<<<<

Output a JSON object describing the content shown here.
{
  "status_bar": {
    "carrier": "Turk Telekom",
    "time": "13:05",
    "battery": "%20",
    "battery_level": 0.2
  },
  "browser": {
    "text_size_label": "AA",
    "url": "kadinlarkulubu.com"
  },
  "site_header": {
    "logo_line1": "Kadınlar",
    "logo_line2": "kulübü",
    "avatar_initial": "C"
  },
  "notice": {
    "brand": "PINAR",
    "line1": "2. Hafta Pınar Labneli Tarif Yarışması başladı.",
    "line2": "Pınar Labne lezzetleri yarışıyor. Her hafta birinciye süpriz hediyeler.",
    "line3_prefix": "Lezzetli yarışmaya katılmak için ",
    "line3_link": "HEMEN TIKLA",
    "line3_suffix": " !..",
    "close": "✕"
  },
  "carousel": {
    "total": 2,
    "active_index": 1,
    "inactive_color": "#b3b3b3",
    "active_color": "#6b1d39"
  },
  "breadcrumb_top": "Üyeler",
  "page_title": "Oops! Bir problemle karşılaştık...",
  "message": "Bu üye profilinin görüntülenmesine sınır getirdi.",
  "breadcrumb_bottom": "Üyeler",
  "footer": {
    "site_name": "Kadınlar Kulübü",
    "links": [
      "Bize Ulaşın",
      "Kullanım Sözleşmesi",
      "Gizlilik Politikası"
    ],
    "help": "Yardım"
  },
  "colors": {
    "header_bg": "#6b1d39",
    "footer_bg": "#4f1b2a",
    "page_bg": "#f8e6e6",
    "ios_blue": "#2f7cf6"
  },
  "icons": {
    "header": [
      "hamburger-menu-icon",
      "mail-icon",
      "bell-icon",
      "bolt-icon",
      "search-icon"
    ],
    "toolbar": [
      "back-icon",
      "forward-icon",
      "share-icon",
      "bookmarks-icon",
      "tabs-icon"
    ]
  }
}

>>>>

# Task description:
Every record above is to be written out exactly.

# Result of this task:
Output a JSON object describing the content shown here.
{
  "status_bar": {
    "carrier": "Turk Telekom",
    "time": "13:05",
    "battery": "%20",
    "battery_level": 0.2
  },
  "browser": {
    "text_size_label": "AA",
    "url": "kadinlarkulubu.com"
  },
  "site_header": {
    "logo_line1": "Kadınlar",
    "logo_line2": "kulübü",
    "avatar_initial": "C"
  },
  "notice": {
    "brand": "PINAR",
    "line1": "2. Hafta Pınar Labneli Tarif Yarışması başladı.",
    "line2": "Pınar Labne lezzetleri yarışıyor. Her hafta birinciye süpriz hediyeler.",
    "line3_prefix": "Lezzetli yarışmaya katılmak için ",
    "line3_link": "HEMEN TIKLA",
    "line3_suffix": " !..",
    "close": "✕"
  },
  "carousel": {
    "total": 2,
    "active_index": 1,
    "inactive_color": "#b3b3b3",
    "active_color": "#6b1d39"
  },
  "breadcrumb_top": "Üyeler",
  "page_title": "Oops! Bir problemle karşılaştık...",
  "message": "Bu üye profilinin görüntülenmesine sınır getirdi.",
  "breadcrumb_bottom": "Üyeler",
  "footer": {
    "site_name": "Kadınlar Kulübü",
    "links": [
      "Bize Ulaşın",
      "Kullanım Sözleşmesi",
      "Gizlilik Politikası"
    ],
    "help": "Yardım"
  },
  "colors": {
    "header_bg": "#6b1d39",
    "footer_bg": "#4f1b2a",
    "page_bg": "#f8e6e6",
    "ios_blue": "#2f7cf6"
  },
  "icons": {
    "header": [
      "hamburger-menu-icon",
      "mail-icon",
      "bell-icon",
      "bolt-icon",
      "search-icon"
    ],
    "toolbar": [
      "back-icon",
      "forward-icon",
      "share-icon",
      "bookmarks-icon",
      "tabs-icon"
    ]
  }
}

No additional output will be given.